* [ABOUT THIS TASK]: Number of lines with "Redeem" in the data: give that figure by itself.

Component data from apps and pages
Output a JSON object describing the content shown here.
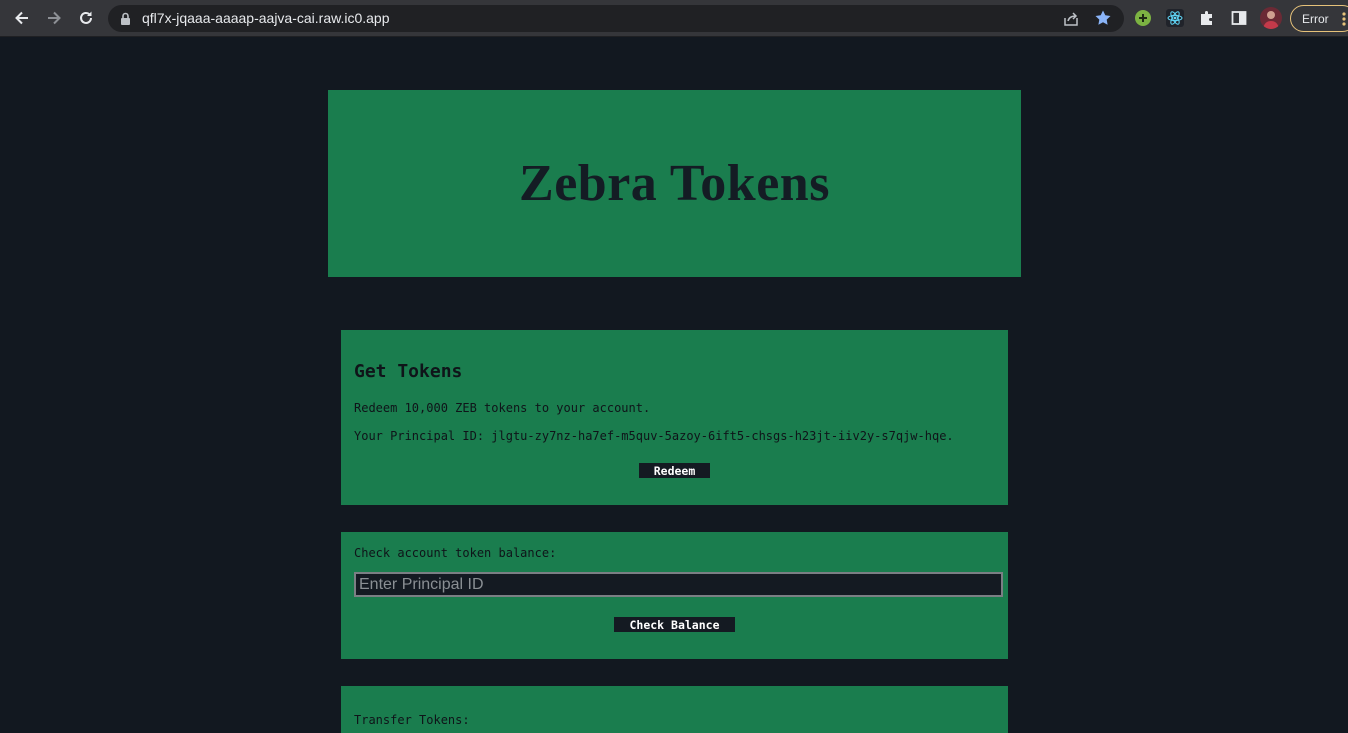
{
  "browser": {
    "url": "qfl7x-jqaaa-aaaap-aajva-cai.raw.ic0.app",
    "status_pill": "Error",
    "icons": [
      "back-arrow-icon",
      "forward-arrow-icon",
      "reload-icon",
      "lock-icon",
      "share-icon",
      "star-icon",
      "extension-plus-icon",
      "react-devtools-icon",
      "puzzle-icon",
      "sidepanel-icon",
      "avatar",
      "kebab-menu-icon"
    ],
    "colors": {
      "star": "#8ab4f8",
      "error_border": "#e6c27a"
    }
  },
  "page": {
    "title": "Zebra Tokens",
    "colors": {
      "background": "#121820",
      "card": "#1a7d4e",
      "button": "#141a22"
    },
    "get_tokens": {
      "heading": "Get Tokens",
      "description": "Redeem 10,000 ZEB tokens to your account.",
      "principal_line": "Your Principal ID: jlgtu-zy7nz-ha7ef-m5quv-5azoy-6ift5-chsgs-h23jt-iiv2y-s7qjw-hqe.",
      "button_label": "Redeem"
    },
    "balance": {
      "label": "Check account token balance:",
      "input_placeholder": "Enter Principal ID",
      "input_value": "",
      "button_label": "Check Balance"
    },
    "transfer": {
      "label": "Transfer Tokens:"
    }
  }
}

* [FINAL ANSWER]: 2